All through His teaching Jesus sprinkled difficult to grasp concepts that challenged those who were listening. He did that so that those who wanted more of Him would be intrigued and drawn in, and those who were just along for the ride would be offended and leave. Jesus seems to have little patience for gathering a crowd around Him who are not sold out for the Father and His kingdom. He knows much of the crowd is only curious, not serious. Such people murmur and grumble as soon as their curiosity is no longer tickled. They are after entertainment, not spiritual truth. Jesus knows this. 

Grumblers and back-biters have no stomach to be challenged with difficult-to-accept spiritual meat. Their spiritual appetite is immediately put off, and they turn away in disgust. Those who are left are genuinely after truth. That is who Jesus is after. He wants His followers to be sold out for the Father and the Father’s ways. 

Unfortunately as Jesus looks at the crowd, He knows most of them are not really there for Him. But then, they weren’t really there for John either. 

“To what can I compare this generation? They are like children sitting in the marketplaces and calling out to others: “ ‘We played the flute for you,  and you did not dance; we sang a dirge, and you did not mourn.’ For John came neither eating nor drinking, and they say, ‘He has a demon.’ The Son of Man came eating and drinking, and they say, ‘Here is a glutton and a drunkard, a friend of tax collectors and “sinners.”’ But wisdom is proved right by her actions.”

In a most interesting way, Jesus is saying the crowd lacks spiritual maturity. They are like children playing games, so focused on themselves they refuse to respond to either happy music or sad. They saw John practicing baptism for repentance in the desert and they labeled him possessed. They see Jesus bringing the Good News of God everywhere He goes and they label Him unrighteous. In both instances they focus entirely on circumstance, as though they cannot hear a word being said by either John or Jesus. They are deaf to good news and sad news. No doubt such an analogy would be highly offensive to those listening. But Jesus is unconcerned about offending them. He knows they aren’t listening to a word He is saying. 

It is one of the saddest scenes in all of Matthew’s Gospel. Jesus’ teaching is like the most beautiful music mankind could ever hear, being played by a professional orchestra to a crowd of people who have no ears to hear.

How unresponsive we are to the voice of God: we have to be told again and again what we must do and what we must avoid. There is so much self-will, so much in us which is opposed to God, that a single order from Him is not sufficient. What vile and intractable creatures we are, still are, even if regenerate.

A.W. Pink

APPLICATION: Intentionality
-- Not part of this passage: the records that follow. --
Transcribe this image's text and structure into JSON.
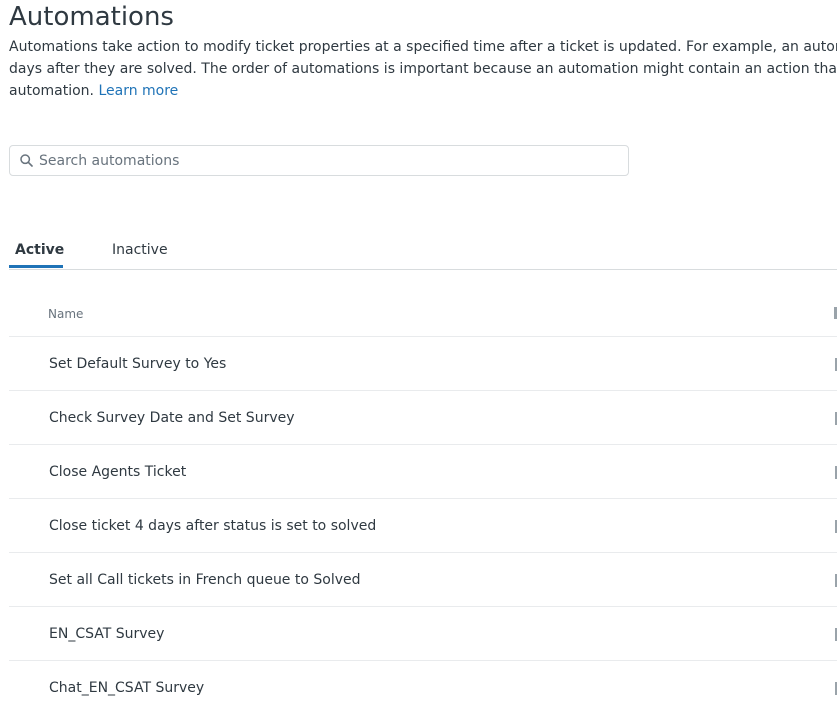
{
  "page": {
    "title": "Automations",
    "description_line1": "Automations take action to modify ticket properties at a specified time after a ticket is updated. For example, an automation can close tickets",
    "description_line2": "days after they are solved. The order of automations is important because an automation might contain an action that activates another",
    "description_line3": "automation.",
    "learn_more": "Learn more"
  },
  "search": {
    "placeholder": "Search automations",
    "value": ""
  },
  "tabs": [
    {
      "label": "Active",
      "selected": true
    },
    {
      "label": "Inactive",
      "selected": false
    }
  ],
  "table": {
    "columns": [
      "Name"
    ],
    "rows": [
      "Set Default Survey to Yes",
      "Check Survey Date and Set Survey",
      "Close Agents Ticket",
      "Close ticket 4 days after status is set to solved",
      "Set all Call tickets in French queue to Solved",
      "EN_CSAT Survey",
      "Chat_EN_CSAT Survey"
    ]
  },
  "colors": {
    "accent": "#1f73b7",
    "text": "#2f3941",
    "muted": "#68737d",
    "border": "#d8dcde"
  },
  "icons": {
    "search": "search-icon"
  }
}
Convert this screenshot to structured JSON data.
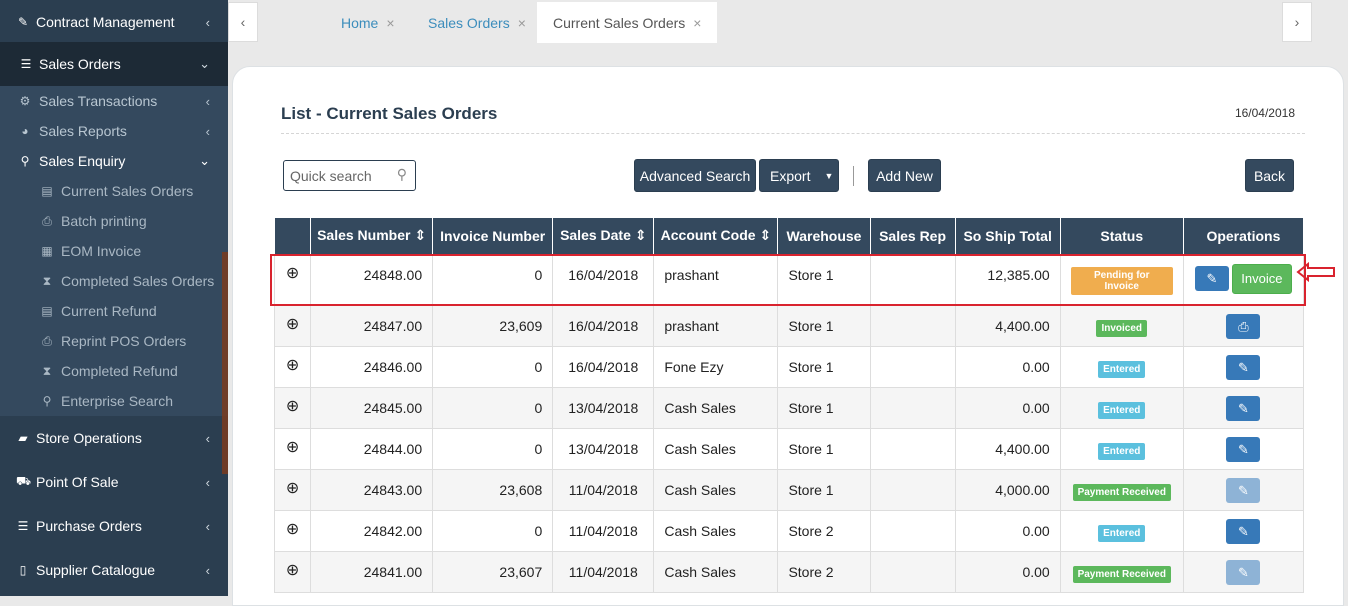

Michael Barrett noted, “Few things are more disappointing and frustrating to parents than unresponsive children.” If that is so for us, how much more so for God? Let us ask God to search our hearts and point out any ways we disappoint Him.